EDITORIAL: Transparency, honesty should be foundation for CMU president search

President George Ross answers a question directed toward him at the Board of Trustees meeting on Feb. 15 in the President's Conference Room.

As Central Michigan University begins the task of finding its next president it's clear that most of us won't get to be a part of it.

Of the 13 people responsible for input in the presidential search, one of them is a student and none are fixed-term faculty members. A number of trustees, wealthy alumni and an administrator who will work for this person will play the largest role in choosing our next president. Search Committee Chair and trustee Tricia Keith said it clearly at last week's meeting: the process would be "confidential." 

"The process — including the names of finalists — will be confidential, as has been the protocol during the past several CMU presidential searches," a University Communications press released stated. "Search firms advise confidentiality in order to attract the best possible candidates, Keith said."

Transparency should be the foundation of the search process. Shutting students, faculty and staff out of the process is a mistake. It will foster a culture of suspicion and university administrators and trustees will be the recipients of that anger and mistrust. 

Tuition dollars fuel this university. State appropriations are only a fraction of how the university is funded today. The successor to George Ross will be responsible for establishing tuition rates and deciding how those dollars are spent. We are not suggesting that every student should get a vote on who will become the next president, but we expect to have a front-row seat to watch the process unfold. 

Trustees, here is what students, faculty and staff want from your search process: 

• We should be able to know who did, and didn't, advance in the selection process.

Typically, three or four finalists are announced near the end of a search. That's it. 

We don't think that's enough. At the end of the process we want to know how many applicants were considered. We want to know how, and why, they are eliminated. We want to have access to their applications. If CMU graduates leaders – students and staff – we want to know if there are internal candidates and how far they advance. 

• If a candidate wants his or her name withheld during the search, immediately disqualify them. 

We've often been told, by university and City of Mount Pleasant officials, that if candidates are identified during a search they would opt out and the search would be worse for it. These candidates want to be able to privately, quietly search for a new job without their employers or employees learning about it. 

This is laughable. If you want to be the next president of CMU – put your "stamp" on it. 
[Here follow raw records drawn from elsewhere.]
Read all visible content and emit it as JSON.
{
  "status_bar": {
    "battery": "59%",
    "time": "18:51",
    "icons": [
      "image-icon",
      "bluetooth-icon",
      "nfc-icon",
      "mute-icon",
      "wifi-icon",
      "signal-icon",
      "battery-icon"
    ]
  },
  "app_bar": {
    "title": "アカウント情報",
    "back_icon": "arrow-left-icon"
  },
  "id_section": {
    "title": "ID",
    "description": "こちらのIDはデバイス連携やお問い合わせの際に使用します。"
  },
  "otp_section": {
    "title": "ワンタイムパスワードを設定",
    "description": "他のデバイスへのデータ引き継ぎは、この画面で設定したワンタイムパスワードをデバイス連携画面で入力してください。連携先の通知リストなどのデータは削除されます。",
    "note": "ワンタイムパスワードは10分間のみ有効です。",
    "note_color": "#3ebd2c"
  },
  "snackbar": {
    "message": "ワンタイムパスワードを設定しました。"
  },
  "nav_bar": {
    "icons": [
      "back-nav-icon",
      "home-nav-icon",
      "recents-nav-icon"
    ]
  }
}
A university president shouldn't shy away from scrutiny — they should prepare for it. By not even wanting to put the most basic information out there — name, job history, tenure in academics — it's already setting a poor precedent. Do we really want candidates who don't have the courage to let their employers know they are looking for a job? And honestly, do we believe someone would apply for this position and expect to advance in the search but wouldn't give their current employer a heads-up before becoming a finalist?

CMU has shown through past searches it isn't concerned with outside perspectives. Take the most recent hire of Athletics Director Michael Alford. The closed AD search was done during the summer and no opportunity was given to media to speak with the candidates. There was not a meet-and-greet session for students and staff, either.

We, students and taxpayers, deserve better than that. 

• The search firm you hire is working for CMU, not just your search committee. 

We sometimes hear from administrators that some university practices, like searches, could be improved if they were "run like a business." Search firms are just that – professional organizations tasked with getting qualified people to apply for a job and then creating a process for candidates to be evaluated. 

Once the job is done, they are gone. Any damage or controversy the firm causes remains. 

We're not a business. We're a university. 

We're students whose educational careers hinge on the choices made by trustees and administrators. Our university also includes staff and faculty – many of whom came here because they believe in our educational mission and need support to deliver on that promise. We are also a community of alumni and Mount Pleasant neighbors and business owners who want to see CMU maintain its stature in Michigan and beyond. 

We expect that members of the search committee will act with all of our best interests at heart. We know they want the best for CMU. So don't be afraid to give all of us a window into the entire process, even if your search firm advises you against it. We deserve full insight into your selection process. 

You've got a tough job to do. We wish you the best of luck. 

Don't start this process by giving us a reason not to trust you.